June 3, 2022, Mexico, City – The Mexican federal judiciary, the Mexico City state judiciary, the Puebla state judiciary, and the U.S. Department of Justice’s Office of Prosecutorial Development, Assistance and Training (OPDAT) launched their Bench Book for Criminal Hearings and Trials, which is designed to increase judicial economy, decrease caseloads, and standardize judicial practices across Mexico. With funding from the Department of State’s Bureau of International Narcotics and Law Enforcement Affairs (INL), this resource will serve as an effective and practical tool for justice sector actors including criminal judges, prosecutors, and defense counsel across the country.
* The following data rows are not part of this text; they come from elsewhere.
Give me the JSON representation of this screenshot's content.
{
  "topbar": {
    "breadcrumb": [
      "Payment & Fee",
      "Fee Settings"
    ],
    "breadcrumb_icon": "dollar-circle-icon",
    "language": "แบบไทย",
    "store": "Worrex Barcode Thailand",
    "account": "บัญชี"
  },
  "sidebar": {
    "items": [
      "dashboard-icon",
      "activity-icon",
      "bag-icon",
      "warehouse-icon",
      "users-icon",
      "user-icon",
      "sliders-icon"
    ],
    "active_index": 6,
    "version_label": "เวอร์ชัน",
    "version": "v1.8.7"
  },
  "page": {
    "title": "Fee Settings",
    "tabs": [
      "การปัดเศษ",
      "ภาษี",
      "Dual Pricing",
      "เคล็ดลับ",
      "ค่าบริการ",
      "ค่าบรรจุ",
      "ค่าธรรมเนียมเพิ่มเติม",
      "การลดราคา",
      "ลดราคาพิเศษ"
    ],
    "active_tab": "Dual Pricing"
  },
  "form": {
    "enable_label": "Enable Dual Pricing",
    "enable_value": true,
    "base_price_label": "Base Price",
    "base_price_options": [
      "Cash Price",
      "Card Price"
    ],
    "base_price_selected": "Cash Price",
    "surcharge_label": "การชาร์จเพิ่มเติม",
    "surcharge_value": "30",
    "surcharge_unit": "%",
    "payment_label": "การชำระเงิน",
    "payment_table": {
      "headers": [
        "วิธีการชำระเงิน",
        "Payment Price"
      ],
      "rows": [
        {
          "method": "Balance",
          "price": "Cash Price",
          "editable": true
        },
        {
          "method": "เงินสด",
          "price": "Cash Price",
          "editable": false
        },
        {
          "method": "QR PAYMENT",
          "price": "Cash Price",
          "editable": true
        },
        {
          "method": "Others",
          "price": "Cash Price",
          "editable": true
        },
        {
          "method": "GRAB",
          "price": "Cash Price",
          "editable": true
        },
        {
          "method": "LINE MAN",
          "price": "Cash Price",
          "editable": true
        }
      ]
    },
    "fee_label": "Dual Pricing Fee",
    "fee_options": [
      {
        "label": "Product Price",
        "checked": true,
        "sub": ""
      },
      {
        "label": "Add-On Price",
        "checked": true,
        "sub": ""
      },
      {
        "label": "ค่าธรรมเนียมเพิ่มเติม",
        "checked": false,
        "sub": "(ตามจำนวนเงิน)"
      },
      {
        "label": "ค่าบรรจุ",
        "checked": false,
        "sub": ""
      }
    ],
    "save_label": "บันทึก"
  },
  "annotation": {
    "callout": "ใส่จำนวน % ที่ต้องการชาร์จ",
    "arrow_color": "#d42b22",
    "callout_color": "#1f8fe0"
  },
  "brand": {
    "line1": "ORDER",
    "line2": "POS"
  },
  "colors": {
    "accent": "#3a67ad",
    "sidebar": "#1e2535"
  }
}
This judicial bench book is the first designed specifically for Mexico’s accusatory criminal justice system, which was fully implemented in 2016. They will build national capacity in the system and encourage the sustainable standardization of best practices. With standardized procedures for criminal hearings thanks to the Bench Book, criminal justice actors will efficiently establish all required elements within their respective hearings, resulting in sturdier convictions, fewer successful appeals, and less criminal impunity.
Over the past three years, OPDAT, 25 Mexican judges, and three Colombian judges with bench book experience worked tirelessly to compose standards for a Mexican Bench Book. Then, multiple institutions, to include the federal Attorney General’s Office and Public Defender’s Office, took part in the revision of the Bench Book, which ensured the final product is a true collaborative effort by multiple Mexican institutions.
Officials from state and federal judiciaries, state attorney general offices, and other institutions that helped create and revise the guide attended the launch. U.S. Ambassador Ken Salazar, who delivered opening remarks, stated “As a former state attorney general I know just how important bench books can be. And what a great collaboration between the U.S. government and all sorts of Mexican officials. This is the Seguridad Compartida we’re continually talking about, in action.”
Mexican Supreme Court of Justice, Alfredo Gutierrez Ortiz Mena, also participated in the inauguration and stated, “These guidelines not only define the nature and timing of roles, but also support said roles in jurisprudence, allowing to strategize.”
After the bench books’ dissemination, OPDAT and the federal judiciary will implement a monitoring and evaluation plan to show how effective the book is at reducing average hearing durations, and minimizing unnecessary delays and appeals.